If you are using a dog for hunting, choosing the right kind of dog will depend on how you like to hunt. A sight hound makes a great choice if you are hunting birds. You’ll want your dog to see you shoot the bird and have them either lead you to the kill or have the dog retrieve your kill.
A scent hound on the other hand will be a great choice if you are expecting to go on a prolonged hunt. A scent hound will be heartier and will help you give chase to prey even when you can’t see them.
Which Hound is Better?
Again, one is not better than the other. But there are very big differences between how these dogs look and operate. If you are trying to imagine in your mind the differences between these dogs, here’s a good example. Picture in your mind the differences between a Greyhound and a Basset Hound.
We all know the Greyhound is the peak of speed for dogs. No human could even hope to run as fast as a Greyhound. Their sleek body, aerodynamic shape, short coat, and nails that dig into the turf make this dog the king of speed. What you might not see is that sighthounds also have the biggest hearts and super-efficient lungs to ensure their lean muscles get as much oxygen as possible while they stalk down anything from hares to deer.
The Basset Hound on the other hand doesn’t look very fast, and they’re not. But they weren’t bred to be fast. They were bred for endurance. Scent hounds were bred to be sturdy and to chase until their prey tires out. They also have a large nose and big floppy ears. While the Basset Hound might look “soft” compared to a Greyhound, they can track their prey relentlessly. In fact, some scent hounds have even been known to track prey across running water.
Different Breeds of Hound
- Afghan Hound – This breed has an air of elegance that surrounds it. The flowing coat makes the dog seem to float as it walks. This dog has a very sweet nature and had been used by chieftains, royals and aristocrats.
- American English Coonhound – This dog was invaluable to the American frontiersmen to hunt racoons. This dog has some serious speed, so they are great running partners.

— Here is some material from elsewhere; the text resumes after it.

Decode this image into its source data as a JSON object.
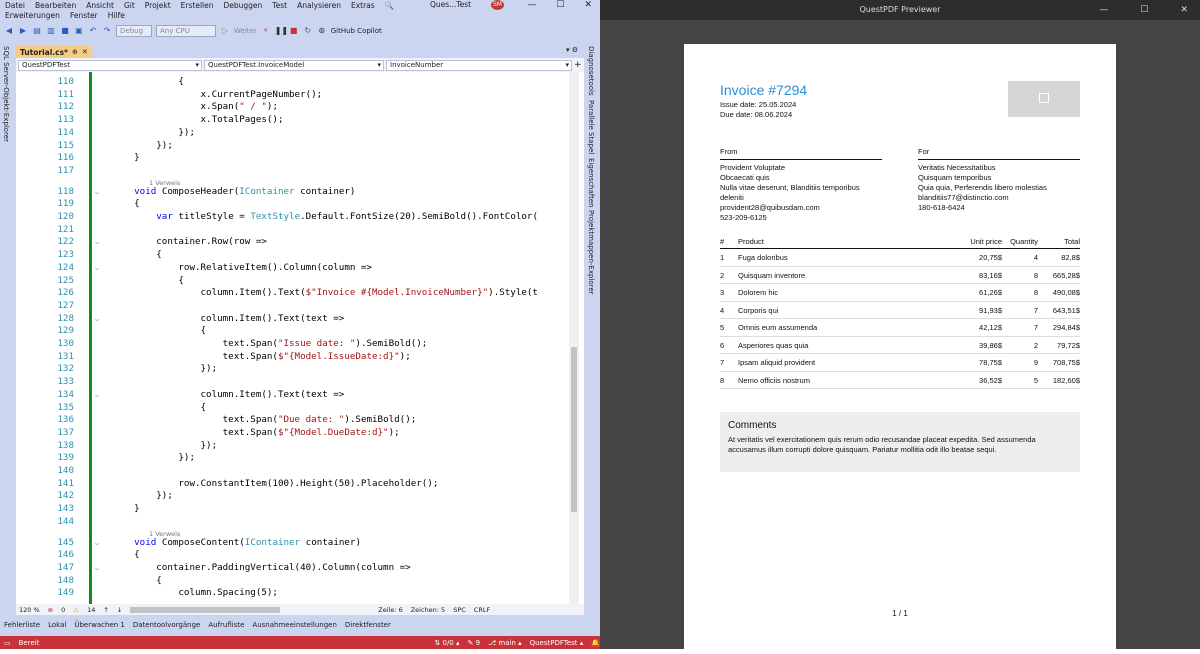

- American Foxhound – These powerful dogs are known for their speed, endurance and work ethic. That might be why they were a favorite of George Washington. This dog was so beloved in early America that it was named the official state dog of Virginia.
- Basset Hound – The Basset Hound is the epitome of droopy dogs. They may seem a bit sloppy, but they are built for endurance. While the Basset Hound may take a bit to get where they’re going, they are certain to get there with their excellent nose.
- Beagle – Possibly one of the most famous hound breeds, the Beagle is a great dog for families. The dog does have an interesting voice, so make sure you get a chance to meet a Beagle before you decide to get one.
- Bloodhound – The Bloodhound is one of the very best when it comes to tracking. The breed is one minded when it comes to tracking and is intensely devoted to their work.
Hunting for Resolution
The Hound category is an interesting one to be sure. Hounds are a breed group that are single minded in their task, which is hunting prey. They are hard working. While this is an admirable trait, it can become tiresome for owners. If you’ve been considering a Hound, be sure you can meet their needs for seeking.